“Hydrogen has been talked about as the ultimate solution for zero emissions in the auto industry for decades,” says Wang, “there was reluctance because the technology of fuel-cell vehicles wasn’t mature enough, but now it is.”
Hyundai has hooked up with Audi to develop the technology.
Hyundai says the cost of the technology has halved in the last five years.
Market acceptance has been less than enthusiastic.
Toyota’s four year-old Mirai hydrogen fuel cell-powered car has sold around 5,000 units.
Hyundai sold only about 1,000 of its 2013 Tucson fuel cell car.
The Hydrogen Council, where Wang is co-chair, sees 6.4 million hydrogen fuel cell-powered cars on the roads by 2030.

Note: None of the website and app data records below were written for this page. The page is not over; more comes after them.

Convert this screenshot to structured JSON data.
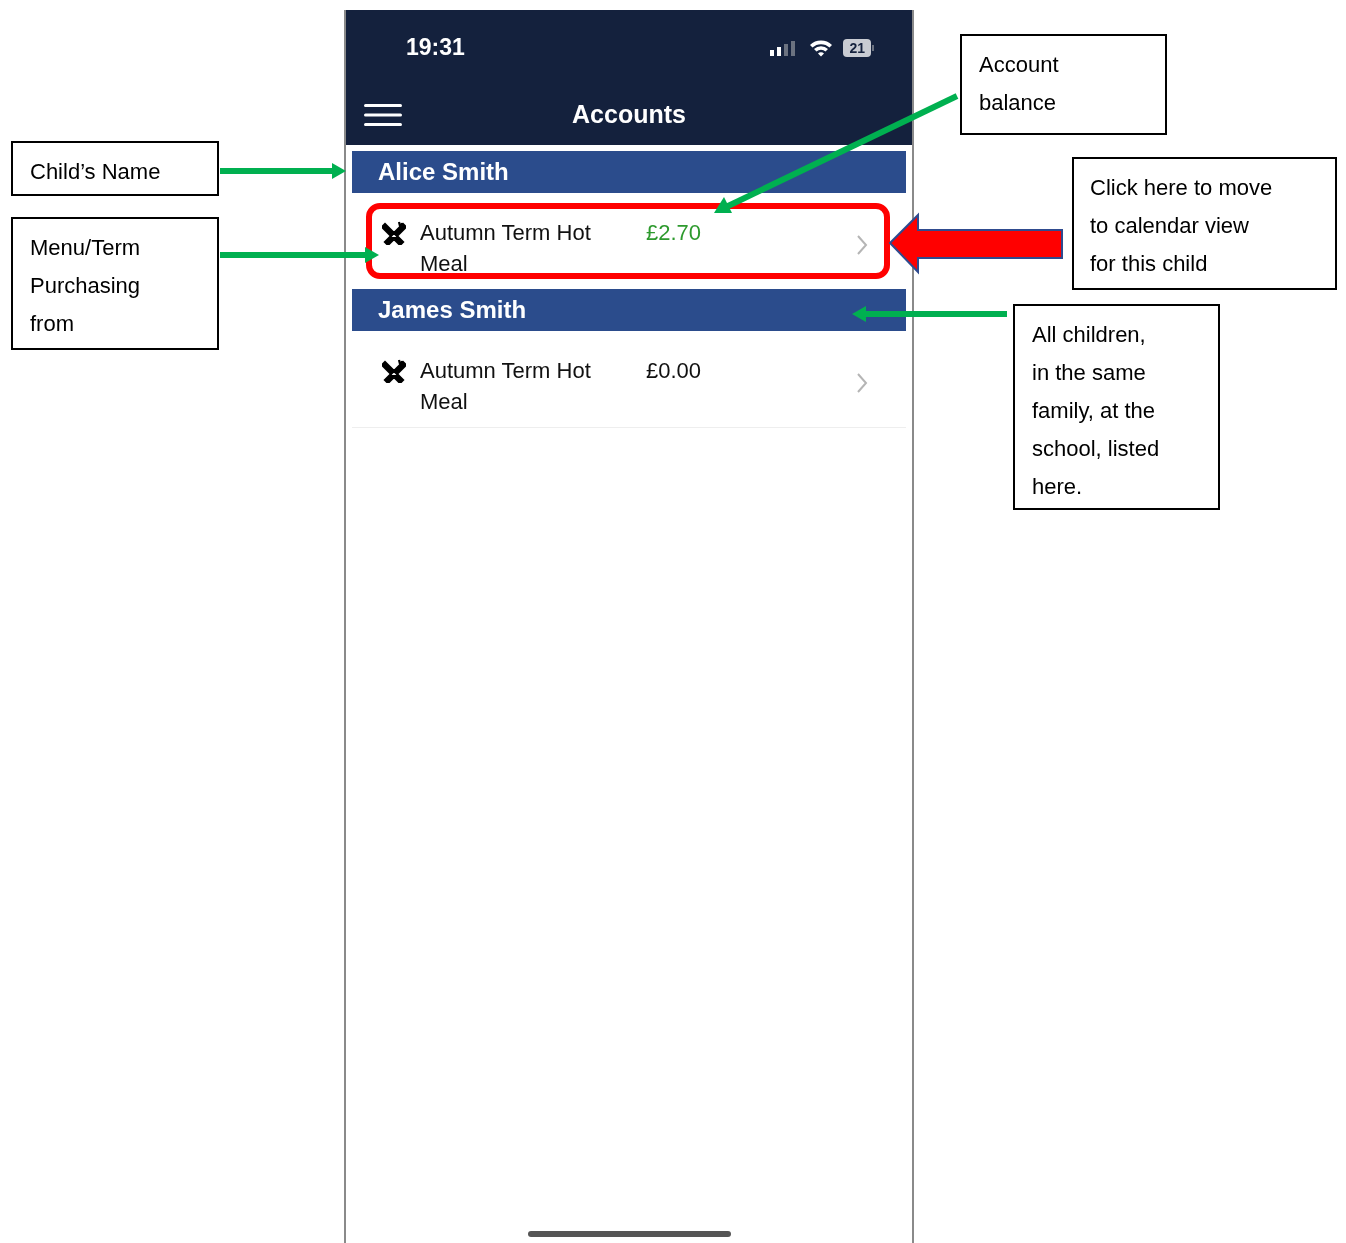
{
  "status_bar": {
    "time": "19:31",
    "battery": "21"
  },
  "header": {
    "title": "Accounts"
  },
  "accounts": [
    {
      "child": "Alice Smith",
      "items": [
        {
          "name": "Autumn Term Hot Meal",
          "balance": "£2.70",
          "in_credit": true,
          "highlighted": true
        }
      ]
    },
    {
      "child": "James Smith",
      "items": [
        {
          "name": "Autumn Term Hot Meal",
          "balance": "£0.00",
          "in_credit": false,
          "highlighted": false
        }
      ]
    }
  ],
  "callouts": [
    {
      "text": "Child’s Name"
    },
    {
      "text": "Menu/Term\nPurchasing\nfrom"
    },
    {
      "text": "Account\nbalance"
    },
    {
      "text": "Click here to move\nto calendar view\nfor this child"
    },
    {
      "text": "All children,\nin the same\nfamily, at the\nschool, listed\nhere."
    }
  ]
}
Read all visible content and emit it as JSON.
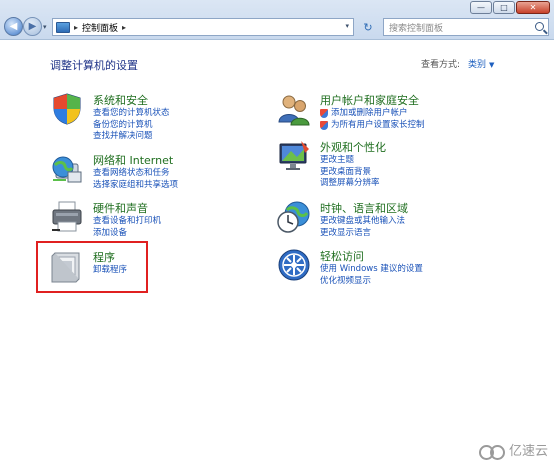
{
  "window": {
    "controls": {
      "minimize": "—",
      "maximize": "□",
      "close": "✕"
    }
  },
  "nav": {
    "back_glyph": "◀",
    "forward_glyph": "▶",
    "dropdown_glyph": "▾"
  },
  "address": {
    "separator": "▸",
    "crumb": "控制面板",
    "dropdown_glyph": "▾"
  },
  "refresh_glyph": "↻",
  "search": {
    "placeholder": "搜索控制面板"
  },
  "header": {
    "title": "调整计算机的设置",
    "view_by_label": "查看方式:",
    "view_by_value": "类别",
    "view_by_caret": "▼"
  },
  "categories": [
    {
      "title": "系统和安全",
      "icon": "shield-flag-icon",
      "links": [
        {
          "text": "查看您的计算机状态",
          "shield": false
        },
        {
          "text": "备份您的计算机",
          "shield": false
        },
        {
          "text": "查找并解决问题",
          "shield": false
        }
      ]
    },
    {
      "title": "网络和 Internet",
      "icon": "network-globe-icon",
      "links": [
        {
          "text": "查看网络状态和任务",
          "shield": false
        },
        {
          "text": "选择家庭组和共享选项",
          "shield": false
        }
      ]
    },
    {
      "title": "硬件和声音",
      "icon": "printer-icon",
      "links": [
        {
          "text": "查看设备和打印机",
          "shield": false
        },
        {
          "text": "添加设备",
          "shield": false
        }
      ]
    },
    {
      "title": "程序",
      "icon": "programs-icon",
      "links": [
        {
          "text": "卸载程序",
          "shield": false
        }
      ]
    },
    {
      "title": "用户帐户和家庭安全",
      "icon": "users-icon",
      "links": [
        {
          "text": "添加或删除用户帐户",
          "shield": true
        },
        {
          "text": "为所有用户设置家长控制",
          "shield": true
        }
      ]
    },
    {
      "title": "外观和个性化",
      "icon": "monitor-paint-icon",
      "links": [
        {
          "text": "更改主题",
          "shield": false
        },
        {
          "text": "更改桌面背景",
          "shield": false
        },
        {
          "text": "调整屏幕分辨率",
          "shield": false
        }
      ]
    },
    {
      "title": "时钟、语言和区域",
      "icon": "clock-globe-icon",
      "links": [
        {
          "text": "更改键盘或其他输入法",
          "shield": false
        },
        {
          "text": "更改显示语言",
          "shield": false
        }
      ]
    },
    {
      "title": "轻松访问",
      "icon": "ease-of-access-icon",
      "links": [
        {
          "text": "使用 Windows 建议的设置",
          "shield": false
        },
        {
          "text": "优化视频显示",
          "shield": false
        }
      ]
    }
  ],
  "watermark": {
    "text": "亿速云"
  }
}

Apart from cars, the Council is predicting that 18% of the world’s energy will be provided by hydrogen by 2050.